I know I am a Microsoft fanboy, and I am the first to admit it. But I still want to say that I can listen to other peoples arguments and try to look at the facts objectively. I tend to see benefits in a lot of Microsoft things, but that doesn’t mean that I believe that everything else sucks.
I have used a Windows Phone device since before they were even released, built a couple of apps for it and talked about it for different audiences. And it is not a big secret that I like it, especially since I got Mango on my phone.
Having that said, I still believe that there are 2 very good alternatives available. The iPhone is, whatever kind of fanboy you are, a great phone. No, I don’t like a lot of things when it comes to Apple, and I don’t like being stuck with iTunes, and I don’t like Apple’s censorship. But it still is a freaking awesome phone, and pretty much single handedly managed to change the smartphone market into what it is today, which is SO much better than it was with Windows Mobile.
I don’t mind Android either. As a developer, it is very tempting to get an Android device. The specs are ridiculous! But I don’t like that it is still a little “techy”, and lacks pretty much all finesse when it comes to UX. It rips UX details from both iPhone and WP7, and it doesn’t do it that well. And you would expect a dual core behemoth of a machine to be able to handle a couple of transitions, but it still seems to be a bit choppy. But I guess it almost makes up for the lack of polish by having the most open development platform and marketplace.
Ok, so having given ridiculously quick intros to my opinion about both of the other platforms, you can see that I do actually find them to be great platforms. Heading into WP7 the story is pretty much the same.
I love the UX on WP7. I love the integration with social media. I love the fact that it sticks out. And the fact that WP7 has single handedly managed to get me to interact with pretty much all of the big social networks is quite impressive. Before WP7, I had a blog and an account on Facebook (never used it though). Now I am on Facebook, Twitter and LinkedIn to the point that I am getting a little worried where it will end.
But just as with the other platforms, there are things I don’t like. I don’t like the locked down featureset available for developers, or the lack of side-loaded apps. Not to mention that I hate the fact that Bing maps, however great I do find it in the US, still sucks beyond belief in Sweden. Or the tombstoning of applications.

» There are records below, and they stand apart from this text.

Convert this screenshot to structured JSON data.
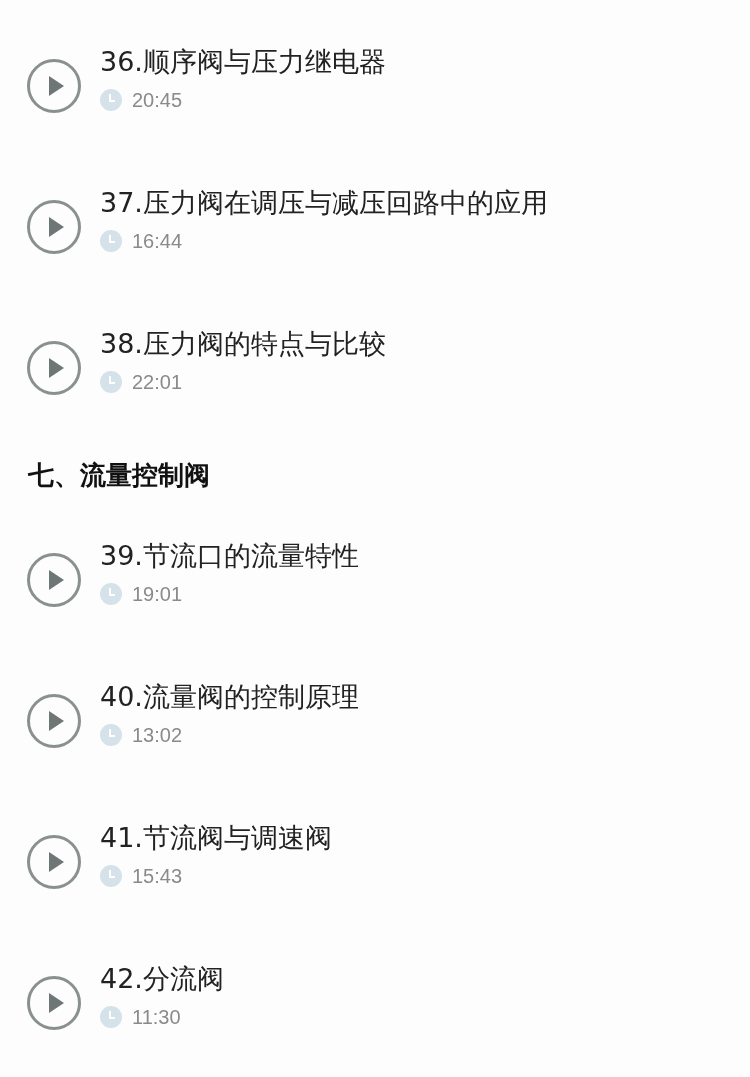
{
  "items": [
    {
      "kind": "lesson",
      "title": "36.顺序阀与压力继电器",
      "duration": "20:45"
    },
    {
      "kind": "lesson",
      "title": "37.压力阀在调压与减压回路中的应用",
      "duration": "16:44"
    },
    {
      "kind": "lesson",
      "title": "38.压力阀的特点与比较",
      "duration": "22:01"
    },
    {
      "kind": "section",
      "title": "七、流量控制阀"
    },
    {
      "kind": "lesson",
      "title": "39.节流口的流量特性",
      "duration": "19:01"
    },
    {
      "kind": "lesson",
      "title": "40.流量阀的控制原理",
      "duration": "13:02"
    },
    {
      "kind": "lesson",
      "title": "41.节流阀与调速阀",
      "duration": "15:43"
    },
    {
      "kind": "lesson",
      "title": "42.分流阀",
      "duration": "11:30"
    }
  ]
}
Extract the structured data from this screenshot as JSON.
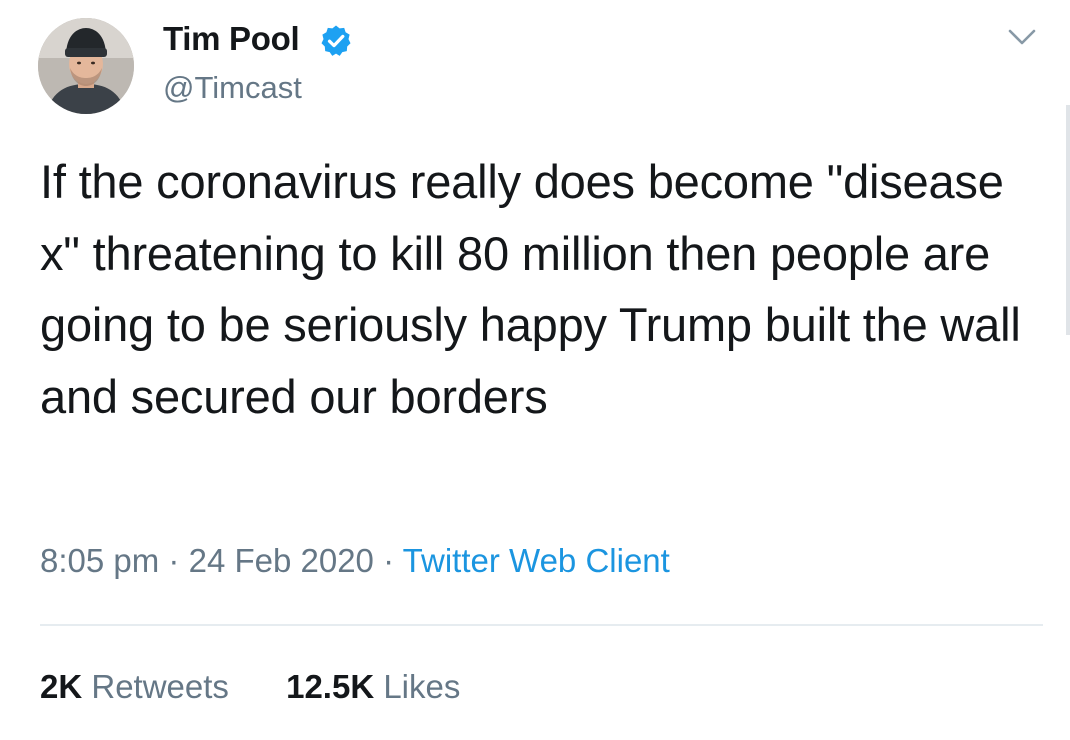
{
  "author": {
    "name": "Tim Pool",
    "handle": "@Timcast",
    "verified": true
  },
  "tweet": {
    "text": "If the coronavirus really does become \"disease x\" threatening to kill 80 million then people are going to be seriously happy Trump built the wall and secured our borders",
    "time": "8:05 pm",
    "separator": "·",
    "date": "24 Feb 2020",
    "source": "Twitter Web Client"
  },
  "stats": {
    "retweets_count": "2K",
    "retweets_label": "Retweets",
    "likes_count": "12.5K",
    "likes_label": "Likes"
  },
  "icons": {
    "verified": "verified-badge-icon",
    "menu": "chevron-down-icon"
  },
  "colors": {
    "text": "#14171a",
    "secondary": "#657786",
    "link": "#1b95e0",
    "verified": "#1da1f2",
    "divider": "#e6ecf0"
  }
}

I do appreciate that some of these things are there for a reason, generally to make the experience better in the long run. But it still means that I choose Android over WP7 from a development perspective. If I could only get something as great as Visual Studio 2010 to do it I would be happy doing that.
But why did it choose that headline then? Well, it is something I have been thinking about for a while. The fact that WP7 comes with a lot functionality built in is great, but it also makes me feel “abandoned” when I have to download a separate app.
Having to download games is fine, even if I would have loved to have some simple ones pre-installed, and local things like an app for my subway schedule is also ok. However, when I have to download a PDF-reader, or the YouTube app and so on, it feels as the phone is lacking functionality…even if it really doesn’t…. A PDF-reader or YouTube app is not native to any of the other platforms.
Downloading apps to the phone is something that comes natural when the phone is pretty bare to begin with. Sure there are pre-installed apps on iPhone and Android, but you still run off and get a set of basic apps when you get your hands on one. With WP7 you can do so much without doing that, which makes the trips to the marketplace a lot less frequent. At least in my world…
I think this might get a little bit in the way of the whole marketplace. Instead of pushing people there from the start, like the other platforms, it sort of gives you enough to keep you from running there and getting used to being there… And on the other platforms, the built-in functionality is still an app, it isn’t naturally part of the OS, pushing the “app” idea harder.
So, the question is, is giving too much functionality as part of the OS a bad thing? The answer? I don’t know…
Ok, rant over! I will try to keep my rants to a minimum, but sometimes I need to get it on paper to let it go…
Feel free to flame me, tell me that I am wrong, correct me or whatever you feel like. Would be interesting to hear what other people think…